A courier company has found a way to stimulate the local economy, keep restaurant workers employed, and feed frontline heroes, senior citizens and those in need. And it all began with a random act of kindness.
Since April 1, RDS Delivery in Long Island City has delivered over 137,000 meals to healthcare workers and those in need. It started with a call to Larry Zogby, the owner of RDS delivery, from Andy Duddleston, managing partner of The Little Beet in Manhattan.
The chain is a long-time client of RDS Delivery, which delivers products between their seven metro-area restaurants. Duddleston told Zogby he had an inventory of food he would not be able to serve because he expected the governor to shut down the state, including restaurants.
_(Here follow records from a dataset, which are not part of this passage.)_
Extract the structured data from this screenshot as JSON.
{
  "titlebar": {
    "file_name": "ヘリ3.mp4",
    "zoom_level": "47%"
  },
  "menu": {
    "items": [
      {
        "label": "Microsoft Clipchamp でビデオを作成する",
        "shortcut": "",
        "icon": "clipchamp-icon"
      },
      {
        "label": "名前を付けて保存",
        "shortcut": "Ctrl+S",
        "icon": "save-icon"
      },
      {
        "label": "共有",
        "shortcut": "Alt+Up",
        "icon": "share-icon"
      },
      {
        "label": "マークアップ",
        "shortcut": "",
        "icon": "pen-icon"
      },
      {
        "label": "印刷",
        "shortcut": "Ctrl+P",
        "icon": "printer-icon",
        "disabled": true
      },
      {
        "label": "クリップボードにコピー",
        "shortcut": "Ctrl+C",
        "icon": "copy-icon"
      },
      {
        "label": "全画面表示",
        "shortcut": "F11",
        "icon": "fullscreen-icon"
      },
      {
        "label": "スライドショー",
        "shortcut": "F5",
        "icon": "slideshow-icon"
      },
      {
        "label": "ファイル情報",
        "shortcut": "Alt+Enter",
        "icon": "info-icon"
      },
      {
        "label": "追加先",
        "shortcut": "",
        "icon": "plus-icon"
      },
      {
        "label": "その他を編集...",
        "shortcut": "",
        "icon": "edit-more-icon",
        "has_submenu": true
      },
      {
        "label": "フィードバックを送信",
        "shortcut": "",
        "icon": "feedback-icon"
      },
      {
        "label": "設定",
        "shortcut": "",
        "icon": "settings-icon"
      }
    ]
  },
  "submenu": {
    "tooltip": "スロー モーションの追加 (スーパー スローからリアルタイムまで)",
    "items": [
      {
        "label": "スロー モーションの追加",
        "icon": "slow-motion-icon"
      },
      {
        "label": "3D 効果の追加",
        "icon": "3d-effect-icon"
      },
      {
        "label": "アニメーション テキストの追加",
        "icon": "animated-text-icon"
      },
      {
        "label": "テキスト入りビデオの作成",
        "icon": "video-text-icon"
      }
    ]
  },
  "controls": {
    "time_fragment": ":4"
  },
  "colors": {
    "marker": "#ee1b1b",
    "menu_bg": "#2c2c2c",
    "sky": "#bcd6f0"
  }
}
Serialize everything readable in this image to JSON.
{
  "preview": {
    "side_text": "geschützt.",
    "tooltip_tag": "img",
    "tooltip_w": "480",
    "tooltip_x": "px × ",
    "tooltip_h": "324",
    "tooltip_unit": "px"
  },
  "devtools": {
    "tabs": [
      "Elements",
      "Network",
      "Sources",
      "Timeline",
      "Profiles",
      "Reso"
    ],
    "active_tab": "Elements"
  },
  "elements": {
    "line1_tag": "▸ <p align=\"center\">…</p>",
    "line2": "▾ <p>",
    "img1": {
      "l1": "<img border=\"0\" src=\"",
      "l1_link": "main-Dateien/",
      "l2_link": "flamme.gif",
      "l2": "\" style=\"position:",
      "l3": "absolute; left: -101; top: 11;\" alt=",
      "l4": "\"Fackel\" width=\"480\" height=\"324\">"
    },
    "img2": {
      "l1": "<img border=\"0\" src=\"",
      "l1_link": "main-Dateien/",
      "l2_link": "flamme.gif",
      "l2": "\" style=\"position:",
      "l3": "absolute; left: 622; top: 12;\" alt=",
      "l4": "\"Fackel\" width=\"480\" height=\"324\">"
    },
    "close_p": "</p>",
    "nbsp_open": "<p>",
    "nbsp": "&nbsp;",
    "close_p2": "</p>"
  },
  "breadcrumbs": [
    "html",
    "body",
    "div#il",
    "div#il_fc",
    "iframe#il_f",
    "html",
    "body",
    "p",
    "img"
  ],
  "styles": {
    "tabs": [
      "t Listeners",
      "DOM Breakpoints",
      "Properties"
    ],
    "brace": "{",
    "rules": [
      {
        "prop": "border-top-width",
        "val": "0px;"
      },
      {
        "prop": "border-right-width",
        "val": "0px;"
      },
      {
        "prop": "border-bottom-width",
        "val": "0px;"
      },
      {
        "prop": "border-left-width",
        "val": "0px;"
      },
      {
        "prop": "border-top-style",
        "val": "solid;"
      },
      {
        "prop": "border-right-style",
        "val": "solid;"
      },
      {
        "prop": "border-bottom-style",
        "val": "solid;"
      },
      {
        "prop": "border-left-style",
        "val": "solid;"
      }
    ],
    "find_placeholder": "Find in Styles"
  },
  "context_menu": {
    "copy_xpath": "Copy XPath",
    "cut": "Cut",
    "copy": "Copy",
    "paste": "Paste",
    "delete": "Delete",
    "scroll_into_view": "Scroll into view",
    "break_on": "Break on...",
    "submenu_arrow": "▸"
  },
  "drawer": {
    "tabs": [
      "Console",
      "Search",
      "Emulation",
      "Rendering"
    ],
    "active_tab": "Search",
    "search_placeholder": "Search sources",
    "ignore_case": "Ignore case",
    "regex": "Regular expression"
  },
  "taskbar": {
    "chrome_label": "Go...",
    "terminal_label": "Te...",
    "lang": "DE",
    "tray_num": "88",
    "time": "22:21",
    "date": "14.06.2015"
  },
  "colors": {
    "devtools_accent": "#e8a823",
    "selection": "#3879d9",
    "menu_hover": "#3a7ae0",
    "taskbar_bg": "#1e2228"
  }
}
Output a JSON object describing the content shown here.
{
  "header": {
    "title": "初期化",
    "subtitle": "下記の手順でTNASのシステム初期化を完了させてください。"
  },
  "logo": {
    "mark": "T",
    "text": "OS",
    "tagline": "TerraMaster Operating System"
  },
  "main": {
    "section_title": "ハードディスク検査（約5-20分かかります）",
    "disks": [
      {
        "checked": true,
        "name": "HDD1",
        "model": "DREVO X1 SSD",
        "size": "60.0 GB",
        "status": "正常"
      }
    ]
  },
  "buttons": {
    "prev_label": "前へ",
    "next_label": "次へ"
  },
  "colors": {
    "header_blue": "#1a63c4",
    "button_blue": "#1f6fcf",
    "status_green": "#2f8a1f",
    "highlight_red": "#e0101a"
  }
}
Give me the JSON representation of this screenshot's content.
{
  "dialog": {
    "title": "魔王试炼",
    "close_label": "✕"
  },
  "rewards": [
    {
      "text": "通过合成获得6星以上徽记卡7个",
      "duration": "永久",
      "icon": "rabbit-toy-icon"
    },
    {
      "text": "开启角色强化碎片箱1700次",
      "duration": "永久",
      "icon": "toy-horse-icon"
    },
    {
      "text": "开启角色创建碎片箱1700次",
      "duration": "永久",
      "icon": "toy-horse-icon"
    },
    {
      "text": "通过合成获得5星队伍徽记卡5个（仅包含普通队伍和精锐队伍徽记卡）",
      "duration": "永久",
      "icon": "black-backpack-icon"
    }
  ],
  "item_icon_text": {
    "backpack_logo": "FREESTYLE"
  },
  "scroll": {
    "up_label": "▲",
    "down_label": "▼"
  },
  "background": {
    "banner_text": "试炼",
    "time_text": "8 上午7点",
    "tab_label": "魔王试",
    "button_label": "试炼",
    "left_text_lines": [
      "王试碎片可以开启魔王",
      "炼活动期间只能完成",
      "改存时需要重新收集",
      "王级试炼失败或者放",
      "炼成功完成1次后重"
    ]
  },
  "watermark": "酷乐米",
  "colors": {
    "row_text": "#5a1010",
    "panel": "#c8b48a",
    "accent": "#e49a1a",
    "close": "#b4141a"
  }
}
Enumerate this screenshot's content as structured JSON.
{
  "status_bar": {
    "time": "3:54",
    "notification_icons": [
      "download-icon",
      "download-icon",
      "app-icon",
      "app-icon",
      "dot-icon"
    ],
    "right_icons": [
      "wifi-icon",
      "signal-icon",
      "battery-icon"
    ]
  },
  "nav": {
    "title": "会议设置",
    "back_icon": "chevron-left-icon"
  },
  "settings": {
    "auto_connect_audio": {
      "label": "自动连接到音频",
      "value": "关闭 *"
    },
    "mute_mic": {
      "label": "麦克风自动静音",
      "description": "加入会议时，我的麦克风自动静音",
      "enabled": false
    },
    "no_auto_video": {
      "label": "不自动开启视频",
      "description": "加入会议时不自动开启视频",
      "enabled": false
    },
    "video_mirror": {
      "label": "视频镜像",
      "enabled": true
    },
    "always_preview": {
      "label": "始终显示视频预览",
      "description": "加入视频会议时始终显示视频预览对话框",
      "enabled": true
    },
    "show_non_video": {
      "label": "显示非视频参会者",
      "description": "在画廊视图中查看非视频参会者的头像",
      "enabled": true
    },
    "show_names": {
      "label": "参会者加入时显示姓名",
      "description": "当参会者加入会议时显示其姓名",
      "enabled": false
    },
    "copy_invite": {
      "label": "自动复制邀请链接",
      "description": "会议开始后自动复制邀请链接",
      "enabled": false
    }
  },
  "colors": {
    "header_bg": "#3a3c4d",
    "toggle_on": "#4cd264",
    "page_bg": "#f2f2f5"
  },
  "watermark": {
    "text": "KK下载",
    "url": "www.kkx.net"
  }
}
He asked him to help him find a way to get the food to those who needed it, and the economic slowdown meant RDS Delivery had excess capacity.
“Andy called on us to move the excess food inventory to soup kitchens and nonprofits,” said Zogby. “We loved the idea of helping to put that food to good use instead of it going to waste or ending up in the garbage.”
Then, one of the restaurant’s patrons raised $30,000 to feed frontline workers, making it possible for Little Beet restaurants to make anywhere from 250 to 500 meals a day for hospital staff around the city.
“I have no idea how we’re going to deliver all that food,” said Becky Mulligan, CEO of The Little Beet Brands said.
Soon RDS was delivering over 25,000 meals a week, working with other restaurants to not only hospital staff, but also those who depend on soup kitchens and other community-based organizations.
“In the process, we’ve become part of a bigger effort that not only feeds people, but also keeps restaurants in business and their workers employed,” Zogby said. “I was truly amazed and proud at how we all worked together during this pandemic for the good of the whole. I am a firm believer that good things can always arise from a crisis.”
“Larry and the entire RDS team are amazing partners for The Little Beet,” added Mulligan. “We have worked together for years, however during the COVID-19 crisis we have found that we can band together to serve our city in new ways that are very meaningful.
“From taking donations to food banks when we closed restaurants to stepping up for daily deliveries to hospitals, frontline workers, and our cities most vulnerable and food challenged, Larry just says ‘yes’ and figures out how to make it happen,” she continued.